We explore the spatio-temporal congestion dynamics of wireless networks with backlog-based random-access mechanisms. While relatively simple and inherently distributed in nature, suitably designed backlog-based access schemes provide the striking capability to match the optimal throughput performance of centralized scheduling algorithms in a wide range of scenarios. In the present paper, we show that the specific activity functions for which maximum stability has been established, may however yield excessive queue lengths and delays. The results reveal that more aggressive/persistent access schemes can improve the delay performance, while retaining the maximum stability guarantees in a rich set of scenarios. In order to gain qualitative insights and examine stability properties we will investigate fluid limits where the system dynamics are scaled in space and time. As it turns out, several distinct types of fluid limits can arise, exhibiting various degrees of randomness, depending on the structure of the network, in conjunction with the form of the activity functions. We further demonstrate that, counter to intuition, additional interference may improve the delay performance in certain cases. Simulation experiments are conducted to illustrate and validate the analytical findings.

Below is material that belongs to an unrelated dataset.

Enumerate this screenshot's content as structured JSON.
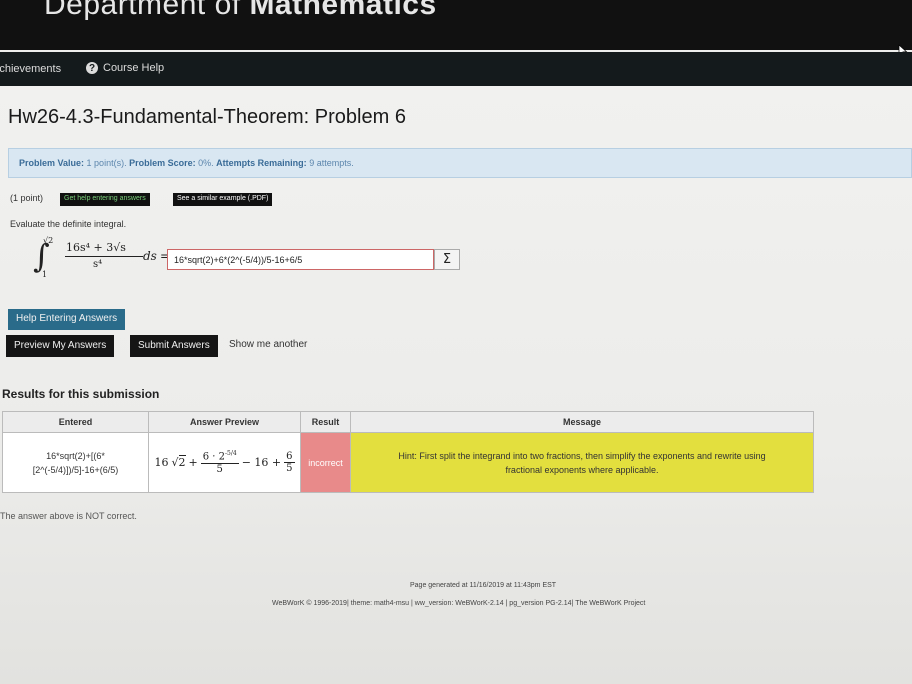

|Title of host publication||Proceedings of the 2011 23rd International Teletraffic Congress (ITC 2011, San Francisco CA, USA, September 6-9, 2011)|
|Publication status||Published - 2011|